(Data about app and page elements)
- - - -
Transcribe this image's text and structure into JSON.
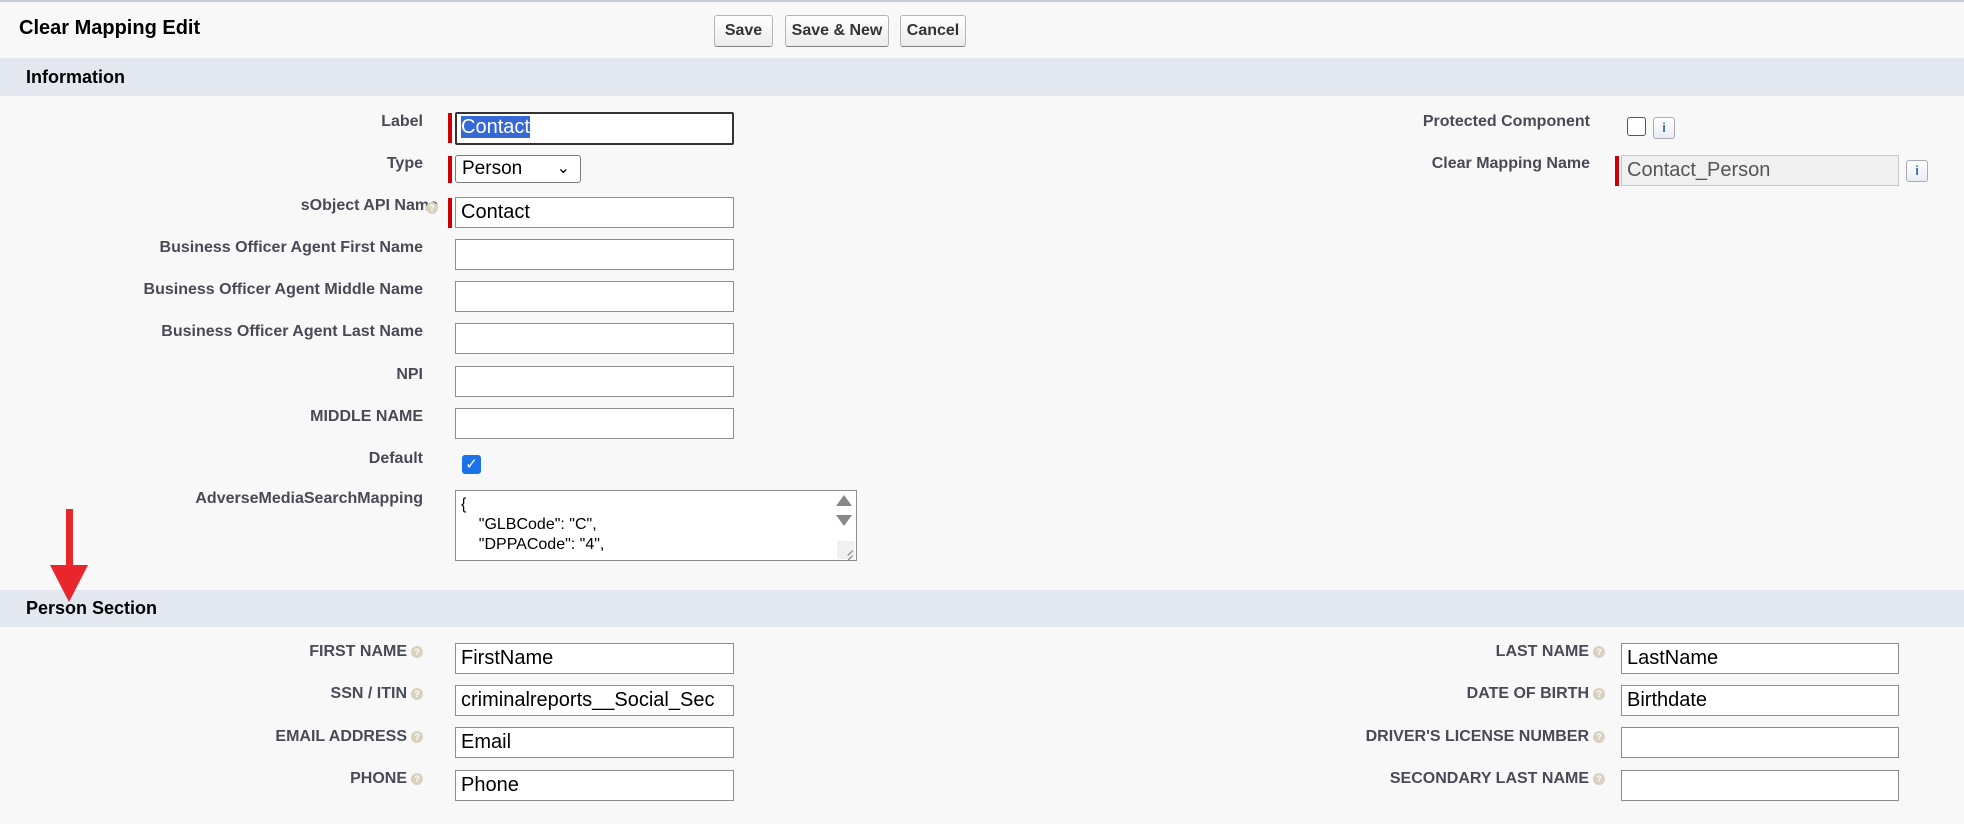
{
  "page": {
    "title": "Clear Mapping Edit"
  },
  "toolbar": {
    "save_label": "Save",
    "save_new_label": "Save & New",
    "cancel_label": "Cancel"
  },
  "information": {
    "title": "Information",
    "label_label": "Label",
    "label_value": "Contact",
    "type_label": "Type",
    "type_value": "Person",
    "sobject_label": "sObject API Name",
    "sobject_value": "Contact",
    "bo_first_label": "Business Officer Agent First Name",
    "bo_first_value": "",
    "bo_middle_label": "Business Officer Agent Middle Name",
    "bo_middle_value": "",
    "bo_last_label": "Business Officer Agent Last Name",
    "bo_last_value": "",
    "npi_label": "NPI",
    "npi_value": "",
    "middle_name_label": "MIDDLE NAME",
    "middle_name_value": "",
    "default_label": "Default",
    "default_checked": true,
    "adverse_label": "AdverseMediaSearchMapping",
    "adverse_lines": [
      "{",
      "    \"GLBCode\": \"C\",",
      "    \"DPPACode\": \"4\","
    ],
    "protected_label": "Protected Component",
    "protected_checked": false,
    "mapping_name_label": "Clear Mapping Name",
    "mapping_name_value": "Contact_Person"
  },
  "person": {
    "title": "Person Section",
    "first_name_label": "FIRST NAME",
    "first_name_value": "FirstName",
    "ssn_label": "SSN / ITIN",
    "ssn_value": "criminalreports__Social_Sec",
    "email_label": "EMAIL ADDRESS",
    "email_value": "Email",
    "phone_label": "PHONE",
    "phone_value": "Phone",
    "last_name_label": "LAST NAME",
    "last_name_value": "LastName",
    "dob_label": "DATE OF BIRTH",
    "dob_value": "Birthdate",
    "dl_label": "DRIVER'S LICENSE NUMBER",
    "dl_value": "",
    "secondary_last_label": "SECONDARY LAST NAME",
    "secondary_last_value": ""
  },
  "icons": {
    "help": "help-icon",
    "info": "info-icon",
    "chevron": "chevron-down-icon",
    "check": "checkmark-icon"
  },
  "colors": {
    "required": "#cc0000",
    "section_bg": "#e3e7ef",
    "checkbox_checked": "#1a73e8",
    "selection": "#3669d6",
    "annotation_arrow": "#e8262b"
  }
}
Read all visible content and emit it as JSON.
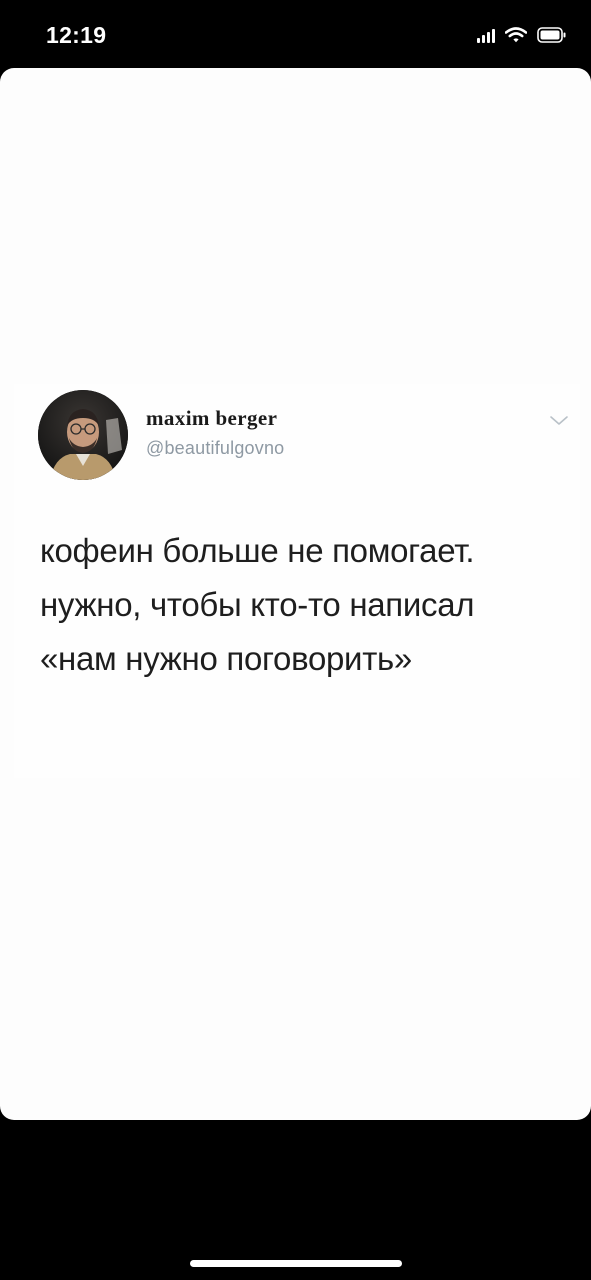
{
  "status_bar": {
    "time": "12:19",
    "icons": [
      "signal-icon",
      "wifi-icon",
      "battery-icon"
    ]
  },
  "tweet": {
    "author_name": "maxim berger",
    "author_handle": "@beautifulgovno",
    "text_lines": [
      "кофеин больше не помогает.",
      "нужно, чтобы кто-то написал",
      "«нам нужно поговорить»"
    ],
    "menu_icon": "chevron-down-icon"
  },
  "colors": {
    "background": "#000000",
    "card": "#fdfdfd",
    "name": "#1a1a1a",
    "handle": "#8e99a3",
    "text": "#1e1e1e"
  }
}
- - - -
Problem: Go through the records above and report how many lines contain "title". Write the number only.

Task response: 3